St Bernards can also be quite barky, and their barks are loud and deep. This means that they can be good watchdogs, though they are too friendly to be guard dogs. There are two types, longer and shorter haired St Bernards, and neither needs a lot of grooming, though regular brushing helps them to look good and cuts down on shedding. These dogs need especial care with their diet and exercise while they are growing, to avoid problems with bone development. Other common health problems include heart trouble, hip dysplasia, and entropion. They can also suffer when it's hot, so should only be walked in the early morning or after dark, during periods of hot weather. St Bernards don't need a lot of exercise, though they do benefit from regular walks, preferably at least one a day to keep fit.

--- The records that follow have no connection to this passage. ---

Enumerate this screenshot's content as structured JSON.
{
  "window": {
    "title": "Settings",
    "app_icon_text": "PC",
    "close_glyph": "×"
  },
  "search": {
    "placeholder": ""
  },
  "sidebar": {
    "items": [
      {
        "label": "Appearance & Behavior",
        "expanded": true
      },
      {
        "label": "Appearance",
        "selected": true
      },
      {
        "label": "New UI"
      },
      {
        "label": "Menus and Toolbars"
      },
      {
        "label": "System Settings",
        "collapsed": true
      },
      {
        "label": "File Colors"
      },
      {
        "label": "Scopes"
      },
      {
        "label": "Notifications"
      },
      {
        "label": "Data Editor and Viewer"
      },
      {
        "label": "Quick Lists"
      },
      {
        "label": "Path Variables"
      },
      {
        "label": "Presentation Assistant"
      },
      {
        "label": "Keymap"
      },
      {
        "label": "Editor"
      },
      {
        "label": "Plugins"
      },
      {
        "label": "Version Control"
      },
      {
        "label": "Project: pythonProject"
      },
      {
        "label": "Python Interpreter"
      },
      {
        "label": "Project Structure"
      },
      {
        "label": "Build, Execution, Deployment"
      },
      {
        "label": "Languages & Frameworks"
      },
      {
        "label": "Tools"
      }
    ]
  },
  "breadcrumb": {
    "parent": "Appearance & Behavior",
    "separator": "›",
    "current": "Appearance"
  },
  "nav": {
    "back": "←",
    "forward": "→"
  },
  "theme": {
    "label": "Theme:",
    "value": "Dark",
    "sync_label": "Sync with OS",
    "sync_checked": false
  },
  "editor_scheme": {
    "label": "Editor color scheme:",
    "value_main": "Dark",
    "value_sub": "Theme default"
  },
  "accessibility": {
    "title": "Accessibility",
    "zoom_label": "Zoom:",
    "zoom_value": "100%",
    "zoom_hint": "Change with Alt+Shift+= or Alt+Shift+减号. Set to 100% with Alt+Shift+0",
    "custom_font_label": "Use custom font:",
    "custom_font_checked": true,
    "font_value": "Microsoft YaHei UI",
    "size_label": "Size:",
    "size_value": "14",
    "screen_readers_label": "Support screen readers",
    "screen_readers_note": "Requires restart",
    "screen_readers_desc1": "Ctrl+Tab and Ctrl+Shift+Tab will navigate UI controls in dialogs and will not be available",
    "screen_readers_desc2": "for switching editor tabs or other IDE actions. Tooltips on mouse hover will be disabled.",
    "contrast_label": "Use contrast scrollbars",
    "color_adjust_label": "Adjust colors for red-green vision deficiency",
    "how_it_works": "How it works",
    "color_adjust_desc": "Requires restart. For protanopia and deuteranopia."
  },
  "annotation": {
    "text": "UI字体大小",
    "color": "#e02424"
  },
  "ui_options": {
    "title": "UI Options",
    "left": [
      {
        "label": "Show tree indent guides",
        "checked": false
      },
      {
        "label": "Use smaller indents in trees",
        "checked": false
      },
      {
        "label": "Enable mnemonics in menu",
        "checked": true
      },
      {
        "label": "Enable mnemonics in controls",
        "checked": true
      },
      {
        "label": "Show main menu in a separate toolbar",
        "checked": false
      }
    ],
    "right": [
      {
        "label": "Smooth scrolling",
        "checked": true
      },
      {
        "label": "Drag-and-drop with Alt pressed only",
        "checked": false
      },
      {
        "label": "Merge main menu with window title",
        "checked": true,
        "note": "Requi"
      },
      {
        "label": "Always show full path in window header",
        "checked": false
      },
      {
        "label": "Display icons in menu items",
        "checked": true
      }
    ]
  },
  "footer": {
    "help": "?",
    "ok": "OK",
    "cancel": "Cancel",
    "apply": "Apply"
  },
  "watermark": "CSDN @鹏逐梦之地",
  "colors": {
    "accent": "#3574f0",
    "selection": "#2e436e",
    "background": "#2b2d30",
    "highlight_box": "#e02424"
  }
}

They are, sadly, not a long lived breed, even for a giant breed, and heart problems are all too common. Anyone interested in a St Bernard pup should do a lot of research on the longevity of the pup's ancestors, and ask themselves whether they could cope with losing their dog after a relatively short time. This guide gives an excellent overview of the breed, with good advice on general care, as well as an informative account of the history of the breed as a rescuing dog, and its rise in popularity as a companion dog.